WHAT THE EXERCISE ASKS
Write out the following records exactly, each one in full.

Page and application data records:

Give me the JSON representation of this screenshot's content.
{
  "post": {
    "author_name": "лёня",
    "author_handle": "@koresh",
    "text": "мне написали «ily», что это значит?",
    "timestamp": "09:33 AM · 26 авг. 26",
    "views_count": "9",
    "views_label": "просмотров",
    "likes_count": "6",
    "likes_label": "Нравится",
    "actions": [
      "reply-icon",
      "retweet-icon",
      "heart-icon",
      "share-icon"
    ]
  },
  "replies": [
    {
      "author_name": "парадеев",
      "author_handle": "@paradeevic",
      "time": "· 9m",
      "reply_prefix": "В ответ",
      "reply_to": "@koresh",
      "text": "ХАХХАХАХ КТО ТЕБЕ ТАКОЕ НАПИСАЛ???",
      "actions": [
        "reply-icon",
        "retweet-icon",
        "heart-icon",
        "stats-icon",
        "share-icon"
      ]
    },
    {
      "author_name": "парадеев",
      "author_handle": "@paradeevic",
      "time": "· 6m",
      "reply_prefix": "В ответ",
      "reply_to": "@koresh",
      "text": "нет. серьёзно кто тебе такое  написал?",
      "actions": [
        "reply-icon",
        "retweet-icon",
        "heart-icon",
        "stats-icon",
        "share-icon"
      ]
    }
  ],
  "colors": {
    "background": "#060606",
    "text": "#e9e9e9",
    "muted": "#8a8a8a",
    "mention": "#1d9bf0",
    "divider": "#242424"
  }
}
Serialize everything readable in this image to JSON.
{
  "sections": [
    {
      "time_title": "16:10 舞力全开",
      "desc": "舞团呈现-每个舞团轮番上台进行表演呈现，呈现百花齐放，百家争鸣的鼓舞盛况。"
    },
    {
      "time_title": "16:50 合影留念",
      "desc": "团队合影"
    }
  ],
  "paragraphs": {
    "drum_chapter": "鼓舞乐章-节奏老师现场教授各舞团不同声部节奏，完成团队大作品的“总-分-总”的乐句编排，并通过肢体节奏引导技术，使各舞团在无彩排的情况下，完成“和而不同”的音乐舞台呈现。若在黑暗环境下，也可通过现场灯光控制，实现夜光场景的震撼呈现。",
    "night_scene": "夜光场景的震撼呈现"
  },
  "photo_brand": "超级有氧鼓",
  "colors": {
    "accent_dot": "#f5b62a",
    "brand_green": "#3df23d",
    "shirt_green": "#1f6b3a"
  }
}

WRITTEN ANSWER
Give me the JSON representation of this screenshot's content.
{
  "post": {
    "author_name": "лёня",
    "author_handle": "@koresh",
    "text": "мне написали «ily», что это значит?",
    "timestamp": "09:33 AM · 26 авг. 26",
    "views_count": "9",
    "views_label": "просмотров",
    "likes_count": "6",
    "likes_label": "Нравится",
    "actions": [
      "reply-icon",
      "retweet-icon",
      "heart-icon",
      "share-icon"
    ]
  },
  "replies": [
    {
      "author_name": "парадеев",
      "author_handle": "@paradeevic",
      "time": "· 9m",
      "reply_prefix": "В ответ",
      "reply_to": "@koresh",
      "text": "ХАХХАХАХ КТО ТЕБЕ ТАКОЕ НАПИСАЛ???",
      "actions": [
        "reply-icon",
        "retweet-icon",
        "heart-icon",
        "stats-icon",
        "share-icon"
      ]
    },
    {
      "author_name": "парадеев",
      "author_handle": "@paradeevic",
      "time": "· 6m",
      "reply_prefix": "В ответ",
      "reply_to": "@koresh",
      "text": "нет. серьёзно кто тебе такое  написал?",
      "actions": [
        "reply-icon",
        "retweet-icon",
        "heart-icon",
        "stats-icon",
        "share-icon"
      ]
    }
  ],
  "colors": {
    "background": "#060606",
    "text": "#e9e9e9",
    "muted": "#8a8a8a",
    "mention": "#1d9bf0",
    "divider": "#242424"
  }
}
Serialize everything readable in this image to JSON.
{
  "sections": [
    {
      "time_title": "16:10 舞力全开",
      "desc": "舞团呈现-每个舞团轮番上台进行表演呈现，呈现百花齐放，百家争鸣的鼓舞盛况。"
    },
    {
      "time_title": "16:50 合影留念",
      "desc": "团队合影"
    }
  ],
  "paragraphs": {
    "drum_chapter": "鼓舞乐章-节奏老师现场教授各舞团不同声部节奏，完成团队大作品的“总-分-总”的乐句编排，并通过肢体节奏引导技术，使各舞团在无彩排的情况下，完成“和而不同”的音乐舞台呈现。若在黑暗环境下，也可通过现场灯光控制，实现夜光场景的震撼呈现。",
    "night_scene": "夜光场景的震撼呈现"
  },
  "photo_brand": "超级有氧鼓",
  "colors": {
    "accent_dot": "#f5b62a",
    "brand_green": "#3df23d",
    "shirt_green": "#1f6b3a"
  }
}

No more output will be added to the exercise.